Ellie was 84 years old; she was able to physically get around with a cane and her only complaint was her declining eyesight. At the moment she was not sure where her keys to the mailbox were. She had called her son, Scott, to inquire. He was 3 hours away and did not know where her keys were. He attempted to talk her through the day, asking her questions about the last place she remembered seeing them, if she checked her pockets in the jacket she was wearing. He was getting frustrated, so before he hung up to call the neighbor, he asked Ellie if she had checked the hook by the door, where they could normally be found. Ellie was elated and told Scott she found them on the hook by the door. She thanked him profusely and hung up to take her walk to the mailbox.

Scott was relieved but started to reflect on the number of those type of incidents that had been occurring. He visited often, as he attempted to take care of Ellie from afar. He made sure she made it to her medical appointments, he called her daily to remind her to take her medicine, paid her bills, arranged for her yard maintenance, and had the neighbors “keep their eye on her.” Scott also noticed on his last visit that her bathroom garbage had not been taken out which due to her incontinence was obvious, because of the odor. Why hadn’t Ellie noticed this?

Ellie checked the mail, daily, it was part of her routine, but left it stacked on the table unopened. She hadn’t driven in 3 months, so her neighbor was kind enough to take her. She had started using the electric cart at the store and taking more time to get through the store. Her list was short, but her cart was full, and did not contain the few items she had on her list. The neighbor was concerned and eventually talked to Scott about what she was observing.

Ellie was exhausted when she arrived home, she didn’t get her groceries put away and often could not find room in the refrigerator. Ellie had not cleaned it out in quite a while, and as Scott found out, she was having difficulty seeing dates on things that were long expired.

Scott’s concerns for his mother, Ellie, were really beginning to grow, and he confided in a friend, who was a certified nursing assistant who worked with elderly folks. She gave him some things to think about and let him know there were resources and Care Managers who could walk him through all his concerns, both now and as things progressed. He expressed that he was thinking of bringing in some daily help or possibly moving her to an assisted living facility. He did not know where to begin so he asked his friend for the name of a care manager, and he reached out to her. In the initial consultation, he scheduled a time for the care manager to meet with Ellie and the involved family members.

He felt a sense of urgency, because this was all beginning to affect his job and life in a negative way but more importantly, he was concerned for Ellie and her safety, alone at home. He had been going back and forth, taking time off, both planned and unplanned. Scott had accepted that she was not going to get better and that her health and behavior were going to continue to decline. He talked with Ellie, who stated she wasn’t ready to make a change. She wanted to stay home, besides she said she needed to be home to take care of Benji, her 10-year-old dog.

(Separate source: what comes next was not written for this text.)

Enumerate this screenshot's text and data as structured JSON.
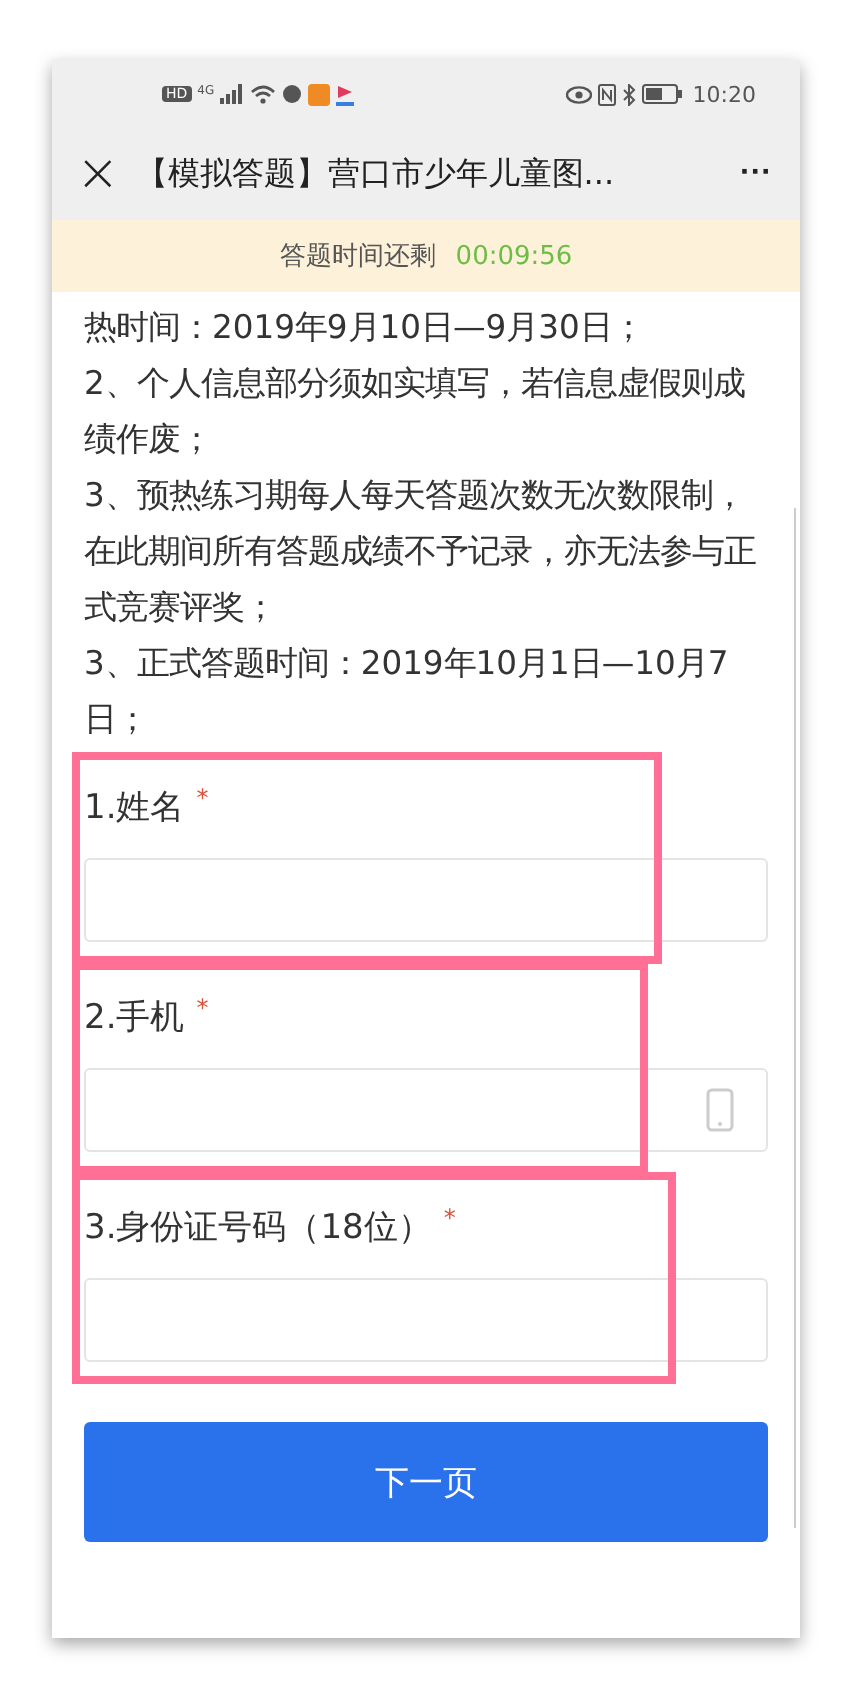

Scott called and set up an appointment meet with his mom and involved family members and we were happy to meet her. She had a great smile and delightful demeanor. She would get frustrated when she couldn’t remember some details and when we did mild cognitive screening, it indicated that she should be seen by a geropsychiatry specialist to determine her specific needs. In the meantime, she needed a care solution that would keep her safe and comfortable. Scott mentioned that his friend, who was a CNA, had mentioned she would be interested in working with Ellie. The care manager called the agency who employed her and spoke to the manager about this option. After a bit of discussion with the company and Scott’s friend, it was determined that this was a good short-term option for both of them and she would live-in for the time being while care decisions were made, and options selected.

He also learned that he should contact their lawyer and the bank.

Ellie and his friend were elated because Ellie did not have to be alone, and they knew each other and enjoyed visiting. Ellie would be more willing to accept help from her because she knew her, and this would be a good step in the transition of care. The rest of the family was comfortable they had found someone they could trust.

Over the following year, some changes were made, and some services were added to help Ellie stay in her own home, but this eventually became difficult, and Ellie needed more advanced medical care along with her daily care. She was moved to a nursing facility, and the family retained the services of the aide through the home care agency to help with Ellie’s care a few days a week. The care manager stopped by on a once to twice weekly schedule and would share any concerns that were noted. The nursing facility allowed Benji to make regular visits.

Working through the care of an aging loved one can be quite stressful and having the right professionals available can ease the stress of the situation. We would be happy to help you find solutions to the challenges you are facing today, please give us a call at 610-667-2838 or email us at CareManagement@waverlyheights.org to find out how we can help.